Harvesting your backyard maple sap is extremely easy.   After choosing a tree, the next thing you need is the right weather.  Ideally sap runs when day time temps are above freezing and night time temps are below freezing.  This year we had only a few random days of such weather, meaning that I only collected about 5 gallons of sap.  On a good year I’m told that the sap can run like crazy, filling your bucket daily.

After doing some research, I purchased a basic spile set with a bucket hook.  A spile is the metal tap that you put into the maple tree to reroute the sap.  I also bought a single three gallon plastic bucket and lid set. The combination is very utilitarian.  

The process for tapping a maple tree is simple.  After making sure your tree is the minimum size of at least 12 inches in diameter, locate a big upper branch or large lower root and drill a 2 inch deep hole in line with it, at an easily accessible height, with a 7/16 drill bit.  Clear out the wood shavings.  With the bucket hook looped over the spile, gently tap the spile into the hole with a hammer.  Hang the bucket from the hook below the spile.  Thread the special lid through the spile and violá!  Maple tree tapped.  You’ll know your tree is ready when sap starts dripping out.  I actually drilled my backyard tree but nothing came out initially.  Then on a 45 degree day, I found sap running down the tree.  The tree was in a shady location and must have taken longer to come round. 
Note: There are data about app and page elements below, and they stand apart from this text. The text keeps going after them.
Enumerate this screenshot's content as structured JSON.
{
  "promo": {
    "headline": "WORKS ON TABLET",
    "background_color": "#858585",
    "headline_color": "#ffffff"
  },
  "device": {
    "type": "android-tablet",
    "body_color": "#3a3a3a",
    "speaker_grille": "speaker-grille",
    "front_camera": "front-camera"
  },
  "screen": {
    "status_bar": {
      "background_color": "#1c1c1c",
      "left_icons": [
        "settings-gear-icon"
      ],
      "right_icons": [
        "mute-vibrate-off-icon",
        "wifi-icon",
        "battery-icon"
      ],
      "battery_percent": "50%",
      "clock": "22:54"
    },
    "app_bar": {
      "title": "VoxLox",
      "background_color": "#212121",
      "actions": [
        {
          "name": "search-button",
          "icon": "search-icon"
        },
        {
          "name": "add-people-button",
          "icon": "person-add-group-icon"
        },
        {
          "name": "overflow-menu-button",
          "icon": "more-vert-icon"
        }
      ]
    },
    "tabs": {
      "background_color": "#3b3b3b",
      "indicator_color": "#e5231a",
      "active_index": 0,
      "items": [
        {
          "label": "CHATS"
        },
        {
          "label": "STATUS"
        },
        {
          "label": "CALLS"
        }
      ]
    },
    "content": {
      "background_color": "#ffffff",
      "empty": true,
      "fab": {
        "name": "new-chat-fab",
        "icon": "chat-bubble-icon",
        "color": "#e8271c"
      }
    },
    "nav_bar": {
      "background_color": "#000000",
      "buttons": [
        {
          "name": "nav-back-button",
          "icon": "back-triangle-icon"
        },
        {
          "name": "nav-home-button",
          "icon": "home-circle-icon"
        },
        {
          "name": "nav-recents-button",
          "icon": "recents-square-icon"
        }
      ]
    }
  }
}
Empty your bucket daily into a storage container and refrigerator or freeze until ready to boil down.  Since I don’t have much fridge or freezer space, I set a pot to boil in the evenings after collecting sap, reducing the liquid so it would fit in a quart jar.  By the time the sap stopped running I had many of these pre-reduced quarts in the fridge.  Strain them through a sieve lined with paper towels, then boiled them all down into syrup. You can tell when the syrup is ready because it sticks to your spoon all syrupy-like.

Refrigerate your maple syrup for up to two months or freeze it for longer storage.  There is no way mine will last that long.  Next year, I’m also tapping my neighbor’s black walnut tree, which I hear makes amazing syrup.  Your sap will eventually start to gum up, right around the time it warms up over night and the tree starts to bloom.  Remove your tap with pliers, clean your equipment and store until next year.

Maple Sugaring Supply Links: Andersen Maple Syrup, Tap My Trees, Bascom Maple and many more online.

Posted in Condiments from Scratch, Gardening, Farming & Urban Agriculture